The answer must be the full data, restated word for word, with no pictures in it.

■ Source records
* * * * *
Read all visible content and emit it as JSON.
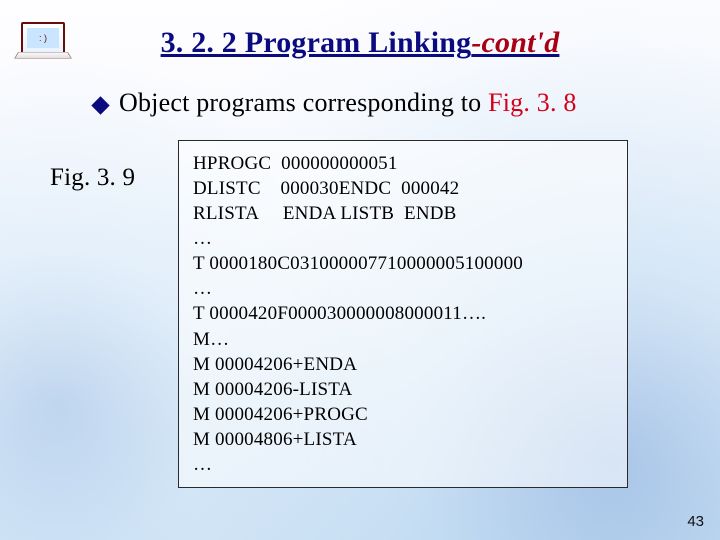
{
  "title": {
    "main": "3. 2. 2 Program Linking",
    "contd": "-cont'd"
  },
  "bullet": {
    "text_before": "Object programs corresponding to ",
    "figref": "Fig. 3. 8"
  },
  "fig_label": "Fig. 3. 9",
  "program": {
    "lines": [
      "HPROGC  000000000051",
      "DLISTC    000030ENDC  000042",
      "RLISTA     ENDA LISTB  ENDB",
      "…",
      "T 0000180C031000007710000005100000",
      "…",
      "T 0000420F000030000008000011….",
      "M…",
      "M 00004206+ENDA",
      "M 00004206-LISTA",
      "M 00004206+PROGC",
      "M 00004806+LISTA",
      "…"
    ]
  },
  "page_number": "43",
  "emblem_face": ": )"
}
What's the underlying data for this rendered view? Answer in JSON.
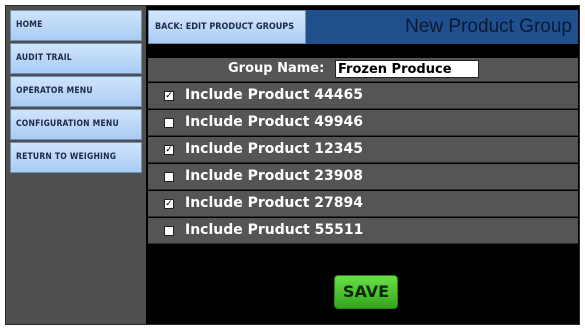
{
  "sidebar": {
    "items": [
      {
        "label": "HOME"
      },
      {
        "label": "AUDIT TRAIL"
      },
      {
        "label": "OPERATOR MENU"
      },
      {
        "label": "CONFIGURATION MENU"
      },
      {
        "label": "RETURN TO WEIGHING"
      }
    ]
  },
  "header": {
    "back_label": "BACK: EDIT PRODUCT GROUPS",
    "title": "New Product Group"
  },
  "group": {
    "label": "Group Name:",
    "value": "Frozen Produce"
  },
  "products": [
    {
      "label": "Include Product 44465",
      "checked": true,
      "mark": "✓"
    },
    {
      "label": "Include Product 49946",
      "checked": false,
      "mark": ""
    },
    {
      "label": "Include Product 12345",
      "checked": true,
      "mark": "✓"
    },
    {
      "label": "Include Product 23908",
      "checked": false,
      "mark": ""
    },
    {
      "label": "Include Product 27894",
      "checked": true,
      "mark": "✓"
    },
    {
      "label": "Include Pruduct 55511",
      "checked": false,
      "mark": ""
    }
  ],
  "actions": {
    "save_label": "SAVE"
  },
  "colors": {
    "nav_button": "#b7d6f8",
    "title_bar": "#1f4f8d",
    "row_bg": "#555555",
    "save_button": "#4cc12f"
  }
}
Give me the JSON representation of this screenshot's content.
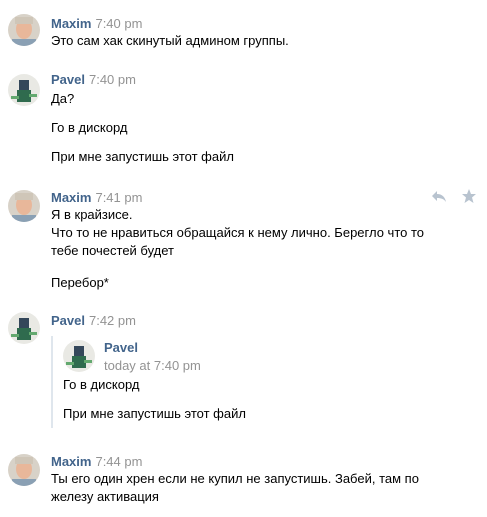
{
  "messages": [
    {
      "author": "Maxim",
      "time": "7:40 pm",
      "lines": [
        "Это сам хак скинутый админом группы."
      ]
    },
    {
      "author": "Pavel",
      "time": "7:40 pm",
      "lines": [
        "Да?",
        "Го в дискорд",
        "При мне запустишь этот файл"
      ]
    },
    {
      "author": "Maxim",
      "time": "7:41 pm",
      "lines": [
        "Я в крайзисе.",
        "Что то не нравиться обращайся к нему лично. Берегло что то",
        "тебе почестей будет",
        "Перебор*"
      ]
    },
    {
      "author": "Pavel",
      "time": "7:42 pm",
      "quote": {
        "author": "Pavel",
        "time": "today at 7:40 pm",
        "lines": [
          "Го в дискорд",
          "При мне запустишь этот файл"
        ]
      }
    },
    {
      "author": "Maxim",
      "time": "7:44 pm",
      "lines": [
        "Ты его один хрен если не купил не запустишь. Забей, там по",
        "железу активация"
      ]
    }
  ],
  "icons": {
    "reply": "reply-arrow-icon",
    "star": "star-icon"
  },
  "colors": {
    "author": "#42648b",
    "time": "#939393",
    "quote_bar": "#dfe6ed",
    "action_icon": "#b8c3cf"
  }
}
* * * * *
■ Result of this exercise
Read all visible content and emit it as JSON.
{
  "title": {
    "main": "3. 2. 2 Program Linking",
    "contd": "-cont'd"
  },
  "bullet": {
    "text_before": "Object programs corresponding to ",
    "figref": "Fig. 3. 8"
  },
  "fig_label": "Fig. 3. 9",
  "program": {
    "lines": [
      "HPROGC  000000000051",
      "DLISTC    000030ENDC  000042",
      "RLISTA     ENDA LISTB  ENDB",
      "…",
      "T 0000180C031000007710000005100000",
      "…",
      "T 0000420F000030000008000011….",
      "M…",
      "M 00004206+ENDA",
      "M 00004206-LISTA",
      "M 00004206+PROGC",
      "M 00004806+LISTA",
      "…"
    ]
  },
  "page_number": "43",
  "emblem_face": ": )"
}
What's the underlying data for this rendered view? Answer in JSON.
{
  "sidebar": {
    "items": [
      {
        "label": "HOME"
      },
      {
        "label": "AUDIT TRAIL"
      },
      {
        "label": "OPERATOR MENU"
      },
      {
        "label": "CONFIGURATION MENU"
      },
      {
        "label": "RETURN TO WEIGHING"
      }
    ]
  },
  "header": {
    "back_label": "BACK: EDIT PRODUCT GROUPS",
    "title": "New Product Group"
  },
  "group": {
    "label": "Group Name:",
    "value": "Frozen Produce"
  },
  "products": [
    {
      "label": "Include Product 44465",
      "checked": true,
      "mark": "✓"
    },
    {
      "label": "Include Product 49946",
      "checked": false,
      "mark": ""
    },
    {
      "label": "Include Product 12345",
      "checked": true,
      "mark": "✓"
    },
    {
      "label": "Include Product 23908",
      "checked": false,
      "mark": ""
    },
    {
      "label": "Include Product 27894",
      "checked": true,
      "mark": "✓"
    },
    {
      "label": "Include Pruduct 55511",
      "checked": false,
      "mark": ""
    }
  ],
  "actions": {
    "save_label": "SAVE"
  },
  "colors": {
    "nav_button": "#b7d6f8",
    "title_bar": "#1f4f8d",
    "row_bg": "#555555",
    "save_button": "#4cc12f"
  }
}
Give me the JSON representation of this screenshot's content.
{
  "messages": [
    {
      "author": "Maxim",
      "time": "7:40 pm",
      "lines": [
        "Это сам хак скинутый админом группы."
      ]
    },
    {
      "author": "Pavel",
      "time": "7:40 pm",
      "lines": [
        "Да?",
        "Го в дискорд",
        "При мне запустишь этот файл"
      ]
    },
    {
      "author": "Maxim",
      "time": "7:41 pm",
      "lines": [
        "Я в крайзисе.",
        "Что то не нравиться обращайся к нему лично. Берегло что то",
        "тебе почестей будет",
        "Перебор*"
      ]
    },
    {
      "author": "Pavel",
      "time": "7:42 pm",
      "quote": {
        "author": "Pavel",
        "time": "today at 7:40 pm",
        "lines": [
          "Го в дискорд",
          "При мне запустишь этот файл"
        ]
      }
    },
    {
      "author": "Maxim",
      "time": "7:44 pm",
      "lines": [
        "Ты его один хрен если не купил не запустишь. Забей, там по",
        "железу активация"
      ]
    }
  ],
  "icons": {
    "reply": "reply-arrow-icon",
    "star": "star-icon"
  },
  "colors": {
    "author": "#42648b",
    "time": "#939393",
    "quote_bar": "#dfe6ed",
    "action_icon": "#b8c3cf"
  }
}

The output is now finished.